[Component data from apps and pages]

··········

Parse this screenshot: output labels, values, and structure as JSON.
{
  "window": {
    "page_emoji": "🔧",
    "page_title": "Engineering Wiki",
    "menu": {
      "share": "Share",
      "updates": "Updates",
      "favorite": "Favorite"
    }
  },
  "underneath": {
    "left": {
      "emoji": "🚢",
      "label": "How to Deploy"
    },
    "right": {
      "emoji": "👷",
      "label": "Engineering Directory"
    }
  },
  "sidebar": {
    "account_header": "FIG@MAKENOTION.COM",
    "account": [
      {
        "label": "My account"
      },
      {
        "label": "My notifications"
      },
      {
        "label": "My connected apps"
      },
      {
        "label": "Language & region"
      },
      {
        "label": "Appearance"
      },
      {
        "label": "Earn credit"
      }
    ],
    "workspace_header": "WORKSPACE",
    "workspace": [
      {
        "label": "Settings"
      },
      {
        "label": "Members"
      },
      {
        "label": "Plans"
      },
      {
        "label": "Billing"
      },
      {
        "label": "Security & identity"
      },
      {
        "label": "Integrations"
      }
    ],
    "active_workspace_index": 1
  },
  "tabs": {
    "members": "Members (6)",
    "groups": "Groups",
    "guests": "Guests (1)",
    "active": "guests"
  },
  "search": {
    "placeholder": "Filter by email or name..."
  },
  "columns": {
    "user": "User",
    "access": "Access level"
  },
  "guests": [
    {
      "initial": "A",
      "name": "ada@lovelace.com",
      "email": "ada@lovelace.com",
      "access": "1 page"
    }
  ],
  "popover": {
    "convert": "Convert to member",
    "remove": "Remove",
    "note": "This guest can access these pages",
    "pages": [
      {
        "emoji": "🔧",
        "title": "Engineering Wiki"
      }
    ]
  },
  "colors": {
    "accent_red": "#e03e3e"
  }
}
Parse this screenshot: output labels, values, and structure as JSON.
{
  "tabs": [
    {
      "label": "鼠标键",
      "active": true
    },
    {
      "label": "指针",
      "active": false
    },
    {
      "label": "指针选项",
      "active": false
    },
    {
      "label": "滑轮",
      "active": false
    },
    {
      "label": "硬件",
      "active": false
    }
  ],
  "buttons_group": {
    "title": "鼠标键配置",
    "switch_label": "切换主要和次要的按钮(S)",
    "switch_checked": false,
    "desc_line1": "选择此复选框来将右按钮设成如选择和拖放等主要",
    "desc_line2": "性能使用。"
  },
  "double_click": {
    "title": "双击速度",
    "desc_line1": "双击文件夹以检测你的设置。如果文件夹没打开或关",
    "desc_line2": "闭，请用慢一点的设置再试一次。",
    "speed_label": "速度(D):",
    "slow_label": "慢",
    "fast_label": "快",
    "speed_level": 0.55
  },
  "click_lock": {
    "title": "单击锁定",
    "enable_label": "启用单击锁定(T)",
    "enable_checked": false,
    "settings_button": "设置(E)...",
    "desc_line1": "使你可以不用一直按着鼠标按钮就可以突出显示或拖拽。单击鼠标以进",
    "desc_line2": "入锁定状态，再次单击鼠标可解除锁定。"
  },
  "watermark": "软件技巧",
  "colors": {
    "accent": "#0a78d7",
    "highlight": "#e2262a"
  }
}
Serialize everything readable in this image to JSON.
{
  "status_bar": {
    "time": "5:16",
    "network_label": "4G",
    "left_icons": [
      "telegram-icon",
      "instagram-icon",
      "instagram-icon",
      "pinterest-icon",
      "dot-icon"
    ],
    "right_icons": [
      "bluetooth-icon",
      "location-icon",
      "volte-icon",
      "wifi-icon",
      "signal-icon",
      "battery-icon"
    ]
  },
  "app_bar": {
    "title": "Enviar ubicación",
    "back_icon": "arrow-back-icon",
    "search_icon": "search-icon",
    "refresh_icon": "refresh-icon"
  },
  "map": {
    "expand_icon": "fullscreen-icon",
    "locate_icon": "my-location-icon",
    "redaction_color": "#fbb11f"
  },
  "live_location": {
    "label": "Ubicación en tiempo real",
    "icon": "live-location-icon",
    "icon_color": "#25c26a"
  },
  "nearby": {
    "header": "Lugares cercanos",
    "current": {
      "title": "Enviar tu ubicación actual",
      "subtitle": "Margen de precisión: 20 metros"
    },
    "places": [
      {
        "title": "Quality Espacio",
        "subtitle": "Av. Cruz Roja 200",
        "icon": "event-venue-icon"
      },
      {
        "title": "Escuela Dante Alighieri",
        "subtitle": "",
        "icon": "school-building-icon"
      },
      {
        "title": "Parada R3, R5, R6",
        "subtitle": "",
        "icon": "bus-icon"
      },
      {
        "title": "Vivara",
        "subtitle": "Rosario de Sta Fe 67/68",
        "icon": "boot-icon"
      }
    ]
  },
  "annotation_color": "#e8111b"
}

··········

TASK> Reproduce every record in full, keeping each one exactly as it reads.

OUTPUT FOR THIS TASK>
Parse this screenshot: output labels, values, and structure as JSON.
{
  "window": {
    "page_emoji": "🔧",
    "page_title": "Engineering Wiki",
    "menu": {
      "share": "Share",
      "updates": "Updates",
      "favorite": "Favorite"
    }
  },
  "underneath": {
    "left": {
      "emoji": "🚢",
      "label": "How to Deploy"
    },
    "right": {
      "emoji": "👷",
      "label": "Engineering Directory"
    }
  },
  "sidebar": {
    "account_header": "FIG@MAKENOTION.COM",
    "account": [
      {
        "label": "My account"
      },
      {
        "label": "My notifications"
      },
      {
        "label": "My connected apps"
      },
      {
        "label": "Language & region"
      },
      {
        "label": "Appearance"
      },
      {
        "label": "Earn credit"
      }
    ],
    "workspace_header": "WORKSPACE",
    "workspace": [
      {
        "label": "Settings"
      },
      {
        "label": "Members"
      },
      {
        "label": "Plans"
      },
      {
        "label": "Billing"
      },
      {
        "label": "Security & identity"
      },
      {
        "label": "Integrations"
      }
    ],
    "active_workspace_index": 1
  },
  "tabs": {
    "members": "Members (6)",
    "groups": "Groups",
    "guests": "Guests (1)",
    "active": "guests"
  },
  "search": {
    "placeholder": "Filter by email or name..."
  },
  "columns": {
    "user": "User",
    "access": "Access level"
  },
  "guests": [
    {
      "initial": "A",
      "name": "ada@lovelace.com",
      "email": "ada@lovelace.com",
      "access": "1 page"
    }
  ],
  "popover": {
    "convert": "Convert to member",
    "remove": "Remove",
    "note": "This guest can access these pages",
    "pages": [
      {
        "emoji": "🔧",
        "title": "Engineering Wiki"
      }
    ]
  },
  "colors": {
    "accent_red": "#e03e3e"
  }
}
Parse this screenshot: output labels, values, and structure as JSON.
{
  "tabs": [
    {
      "label": "鼠标键",
      "active": true
    },
    {
      "label": "指针",
      "active": false
    },
    {
      "label": "指针选项",
      "active": false
    },
    {
      "label": "滑轮",
      "active": false
    },
    {
      "label": "硬件",
      "active": false
    }
  ],
  "buttons_group": {
    "title": "鼠标键配置",
    "switch_label": "切换主要和次要的按钮(S)",
    "switch_checked": false,
    "desc_line1": "选择此复选框来将右按钮设成如选择和拖放等主要",
    "desc_line2": "性能使用。"
  },
  "double_click": {
    "title": "双击速度",
    "desc_line1": "双击文件夹以检测你的设置。如果文件夹没打开或关",
    "desc_line2": "闭，请用慢一点的设置再试一次。",
    "speed_label": "速度(D):",
    "slow_label": "慢",
    "fast_label": "快",
    "speed_level": 0.55
  },
  "click_lock": {
    "title": "单击锁定",
    "enable_label": "启用单击锁定(T)",
    "enable_checked": false,
    "settings_button": "设置(E)...",
    "desc_line1": "使你可以不用一直按着鼠标按钮就可以突出显示或拖拽。单击鼠标以进",
    "desc_line2": "入锁定状态，再次单击鼠标可解除锁定。"
  },
  "watermark": "软件技巧",
  "colors": {
    "accent": "#0a78d7",
    "highlight": "#e2262a"
  }
}
Serialize everything readable in this image to JSON.
{
  "status_bar": {
    "time": "5:16",
    "network_label": "4G",
    "left_icons": [
      "telegram-icon",
      "instagram-icon",
      "instagram-icon",
      "pinterest-icon",
      "dot-icon"
    ],
    "right_icons": [
      "bluetooth-icon",
      "location-icon",
      "volte-icon",
      "wifi-icon",
      "signal-icon",
      "battery-icon"
    ]
  },
  "app_bar": {
    "title": "Enviar ubicación",
    "back_icon": "arrow-back-icon",
    "search_icon": "search-icon",
    "refresh_icon": "refresh-icon"
  },
  "map": {
    "expand_icon": "fullscreen-icon",
    "locate_icon": "my-location-icon",
    "redaction_color": "#fbb11f"
  },
  "live_location": {
    "label": "Ubicación en tiempo real",
    "icon": "live-location-icon",
    "icon_color": "#25c26a"
  },
  "nearby": {
    "header": "Lugares cercanos",
    "current": {
      "title": "Enviar tu ubicación actual",
      "subtitle": "Margen de precisión: 20 metros"
    },
    "places": [
      {
        "title": "Quality Espacio",
        "subtitle": "Av. Cruz Roja 200",
        "icon": "event-venue-icon"
      },
      {
        "title": "Escuela Dante Alighieri",
        "subtitle": "",
        "icon": "school-building-icon"
      },
      {
        "title": "Parada R3, R5, R6",
        "subtitle": "",
        "icon": "bus-icon"
      },
      {
        "title": "Vivara",
        "subtitle": "Rosario de Sta Fe 67/68",
        "icon": "boot-icon"
      }
    ]
  },
  "annotation_color": "#e8111b"
}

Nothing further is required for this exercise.